Element data from apps and pages -
- - - - -

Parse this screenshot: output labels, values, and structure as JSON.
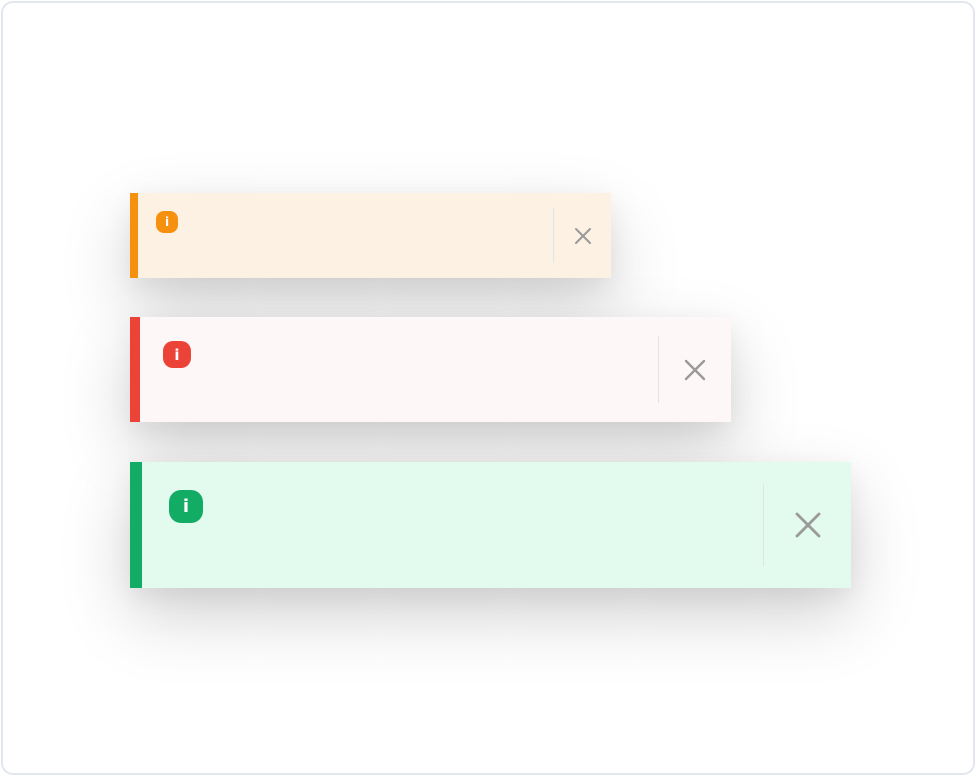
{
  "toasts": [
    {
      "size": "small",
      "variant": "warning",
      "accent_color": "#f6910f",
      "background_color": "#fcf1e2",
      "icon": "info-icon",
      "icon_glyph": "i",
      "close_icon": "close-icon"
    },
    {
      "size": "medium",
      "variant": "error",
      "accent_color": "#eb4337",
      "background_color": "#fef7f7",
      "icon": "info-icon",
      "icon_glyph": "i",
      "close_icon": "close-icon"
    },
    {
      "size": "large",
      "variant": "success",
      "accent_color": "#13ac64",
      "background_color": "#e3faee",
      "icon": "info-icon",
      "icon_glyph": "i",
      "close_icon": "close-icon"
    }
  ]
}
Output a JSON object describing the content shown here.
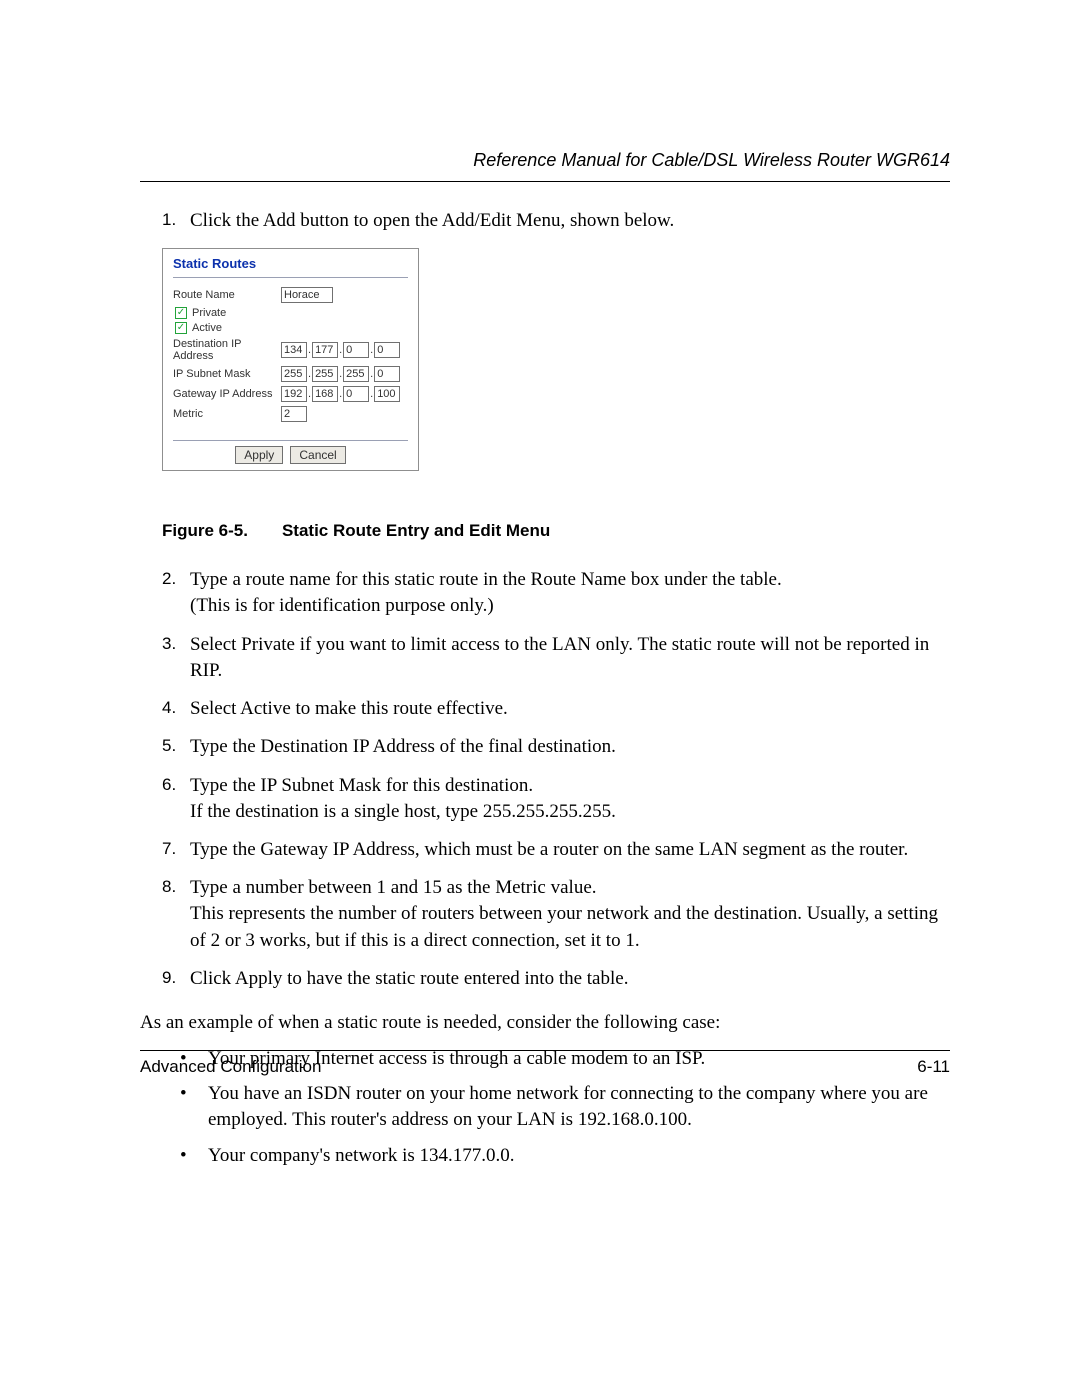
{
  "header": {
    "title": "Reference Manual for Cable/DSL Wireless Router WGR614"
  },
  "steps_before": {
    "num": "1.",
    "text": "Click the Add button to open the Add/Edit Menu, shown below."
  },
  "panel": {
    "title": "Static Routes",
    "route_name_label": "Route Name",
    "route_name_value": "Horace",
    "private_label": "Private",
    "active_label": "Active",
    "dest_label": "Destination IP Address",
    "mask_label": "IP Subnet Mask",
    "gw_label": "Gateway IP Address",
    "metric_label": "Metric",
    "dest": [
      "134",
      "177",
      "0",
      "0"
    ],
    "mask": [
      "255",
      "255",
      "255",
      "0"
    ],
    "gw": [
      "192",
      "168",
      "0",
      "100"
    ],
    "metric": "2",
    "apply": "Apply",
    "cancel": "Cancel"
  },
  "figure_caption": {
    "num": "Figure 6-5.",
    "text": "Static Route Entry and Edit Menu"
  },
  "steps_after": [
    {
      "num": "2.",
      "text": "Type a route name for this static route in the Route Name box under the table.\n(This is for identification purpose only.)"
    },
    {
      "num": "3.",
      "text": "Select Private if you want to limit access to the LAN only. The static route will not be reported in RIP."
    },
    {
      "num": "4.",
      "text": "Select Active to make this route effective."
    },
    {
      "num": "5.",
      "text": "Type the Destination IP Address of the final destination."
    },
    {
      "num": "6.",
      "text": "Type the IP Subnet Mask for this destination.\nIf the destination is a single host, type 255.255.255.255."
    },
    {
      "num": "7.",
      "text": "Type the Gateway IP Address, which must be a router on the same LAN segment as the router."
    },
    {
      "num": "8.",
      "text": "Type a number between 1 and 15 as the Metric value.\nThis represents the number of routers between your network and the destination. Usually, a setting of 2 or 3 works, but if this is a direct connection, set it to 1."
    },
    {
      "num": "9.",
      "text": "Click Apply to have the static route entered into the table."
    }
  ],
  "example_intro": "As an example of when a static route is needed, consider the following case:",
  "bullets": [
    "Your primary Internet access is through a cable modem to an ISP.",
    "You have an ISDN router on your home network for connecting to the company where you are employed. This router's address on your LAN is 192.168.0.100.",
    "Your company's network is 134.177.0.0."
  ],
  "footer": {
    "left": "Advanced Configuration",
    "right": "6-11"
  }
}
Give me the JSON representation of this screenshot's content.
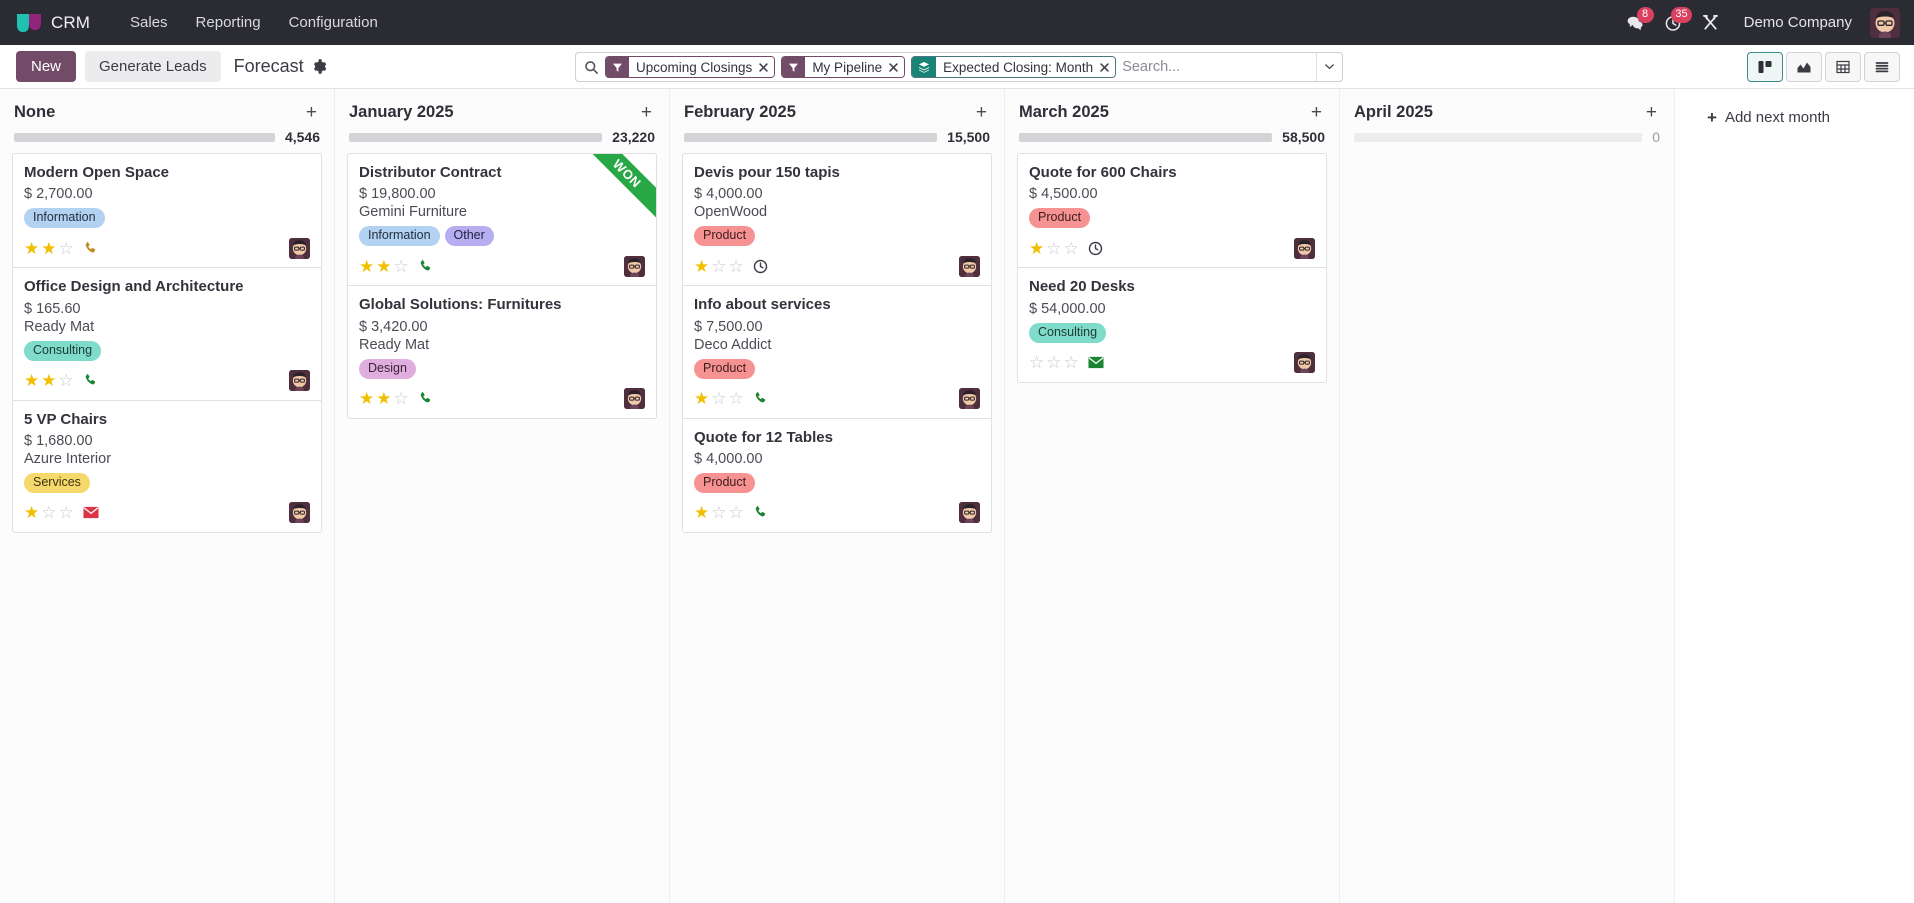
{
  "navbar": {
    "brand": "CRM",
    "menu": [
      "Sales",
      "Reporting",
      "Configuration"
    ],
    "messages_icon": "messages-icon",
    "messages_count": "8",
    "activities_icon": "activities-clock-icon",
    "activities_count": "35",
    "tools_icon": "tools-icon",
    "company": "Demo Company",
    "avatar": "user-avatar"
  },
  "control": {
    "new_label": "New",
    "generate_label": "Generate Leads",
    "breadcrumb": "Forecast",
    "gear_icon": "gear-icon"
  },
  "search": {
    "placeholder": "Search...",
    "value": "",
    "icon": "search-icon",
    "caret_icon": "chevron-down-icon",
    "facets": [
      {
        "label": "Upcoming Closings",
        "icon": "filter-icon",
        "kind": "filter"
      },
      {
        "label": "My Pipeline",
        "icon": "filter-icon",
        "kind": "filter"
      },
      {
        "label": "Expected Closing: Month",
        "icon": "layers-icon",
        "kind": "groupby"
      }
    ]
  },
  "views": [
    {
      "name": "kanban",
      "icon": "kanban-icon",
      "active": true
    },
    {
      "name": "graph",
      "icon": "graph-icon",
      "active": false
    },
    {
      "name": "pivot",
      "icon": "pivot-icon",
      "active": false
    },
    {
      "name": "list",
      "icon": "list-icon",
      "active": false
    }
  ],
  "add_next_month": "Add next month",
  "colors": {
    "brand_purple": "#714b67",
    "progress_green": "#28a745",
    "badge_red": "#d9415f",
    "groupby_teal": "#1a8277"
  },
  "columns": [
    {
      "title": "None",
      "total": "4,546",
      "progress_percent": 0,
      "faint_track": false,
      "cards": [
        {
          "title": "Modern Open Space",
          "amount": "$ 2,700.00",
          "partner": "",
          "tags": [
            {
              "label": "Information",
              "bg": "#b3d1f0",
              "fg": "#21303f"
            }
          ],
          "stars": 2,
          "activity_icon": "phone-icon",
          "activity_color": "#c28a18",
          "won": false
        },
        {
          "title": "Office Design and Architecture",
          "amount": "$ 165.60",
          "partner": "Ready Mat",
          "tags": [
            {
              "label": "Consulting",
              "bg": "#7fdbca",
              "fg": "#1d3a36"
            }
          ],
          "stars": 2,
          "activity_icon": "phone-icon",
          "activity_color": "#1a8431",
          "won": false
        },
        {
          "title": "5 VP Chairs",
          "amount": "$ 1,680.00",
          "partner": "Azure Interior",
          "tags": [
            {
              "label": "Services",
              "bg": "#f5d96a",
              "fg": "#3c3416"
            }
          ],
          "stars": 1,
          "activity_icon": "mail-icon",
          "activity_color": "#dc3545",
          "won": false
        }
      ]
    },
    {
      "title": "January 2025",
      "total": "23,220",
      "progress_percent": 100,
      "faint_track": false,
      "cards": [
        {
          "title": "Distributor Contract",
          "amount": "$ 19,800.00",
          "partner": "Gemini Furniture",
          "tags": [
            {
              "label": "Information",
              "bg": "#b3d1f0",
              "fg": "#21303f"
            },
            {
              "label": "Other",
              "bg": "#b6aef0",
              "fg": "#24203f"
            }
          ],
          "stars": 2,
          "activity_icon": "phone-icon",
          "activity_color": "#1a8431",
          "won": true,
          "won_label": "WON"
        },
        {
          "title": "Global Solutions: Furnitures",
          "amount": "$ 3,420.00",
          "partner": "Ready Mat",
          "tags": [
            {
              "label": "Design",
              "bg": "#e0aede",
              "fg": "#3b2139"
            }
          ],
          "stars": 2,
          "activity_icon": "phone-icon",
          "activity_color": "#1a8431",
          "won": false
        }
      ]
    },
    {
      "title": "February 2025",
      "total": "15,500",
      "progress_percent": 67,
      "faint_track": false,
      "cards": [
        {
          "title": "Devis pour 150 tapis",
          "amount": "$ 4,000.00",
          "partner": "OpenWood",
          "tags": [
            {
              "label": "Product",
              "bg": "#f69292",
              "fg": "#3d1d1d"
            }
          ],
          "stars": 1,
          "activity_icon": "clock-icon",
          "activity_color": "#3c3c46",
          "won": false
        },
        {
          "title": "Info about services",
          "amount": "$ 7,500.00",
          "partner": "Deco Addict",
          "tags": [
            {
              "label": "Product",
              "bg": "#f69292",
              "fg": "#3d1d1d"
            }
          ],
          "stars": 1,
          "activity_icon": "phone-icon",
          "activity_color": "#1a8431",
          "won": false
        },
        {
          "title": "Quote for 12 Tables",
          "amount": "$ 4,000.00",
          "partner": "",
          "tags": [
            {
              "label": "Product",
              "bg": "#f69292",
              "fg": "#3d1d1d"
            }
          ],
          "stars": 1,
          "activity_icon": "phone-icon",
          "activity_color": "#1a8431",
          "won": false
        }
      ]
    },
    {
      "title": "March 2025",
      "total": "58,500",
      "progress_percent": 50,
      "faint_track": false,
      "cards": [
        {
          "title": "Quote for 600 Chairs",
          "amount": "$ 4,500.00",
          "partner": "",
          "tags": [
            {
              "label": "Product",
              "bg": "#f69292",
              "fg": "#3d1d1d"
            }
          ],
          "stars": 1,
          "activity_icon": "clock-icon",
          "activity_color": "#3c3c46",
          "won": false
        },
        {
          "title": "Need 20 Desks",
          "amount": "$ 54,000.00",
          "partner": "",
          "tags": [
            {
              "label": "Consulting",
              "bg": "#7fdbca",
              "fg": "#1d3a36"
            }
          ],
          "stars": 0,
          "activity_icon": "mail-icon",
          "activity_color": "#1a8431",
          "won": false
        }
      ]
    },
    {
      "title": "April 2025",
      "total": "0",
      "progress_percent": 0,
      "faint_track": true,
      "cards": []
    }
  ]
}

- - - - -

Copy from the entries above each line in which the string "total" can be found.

Task output -
      "total": "4,546",
      "total": "23,220",
      "total": "15,500",
      "total": "58,500",
      "total": "0",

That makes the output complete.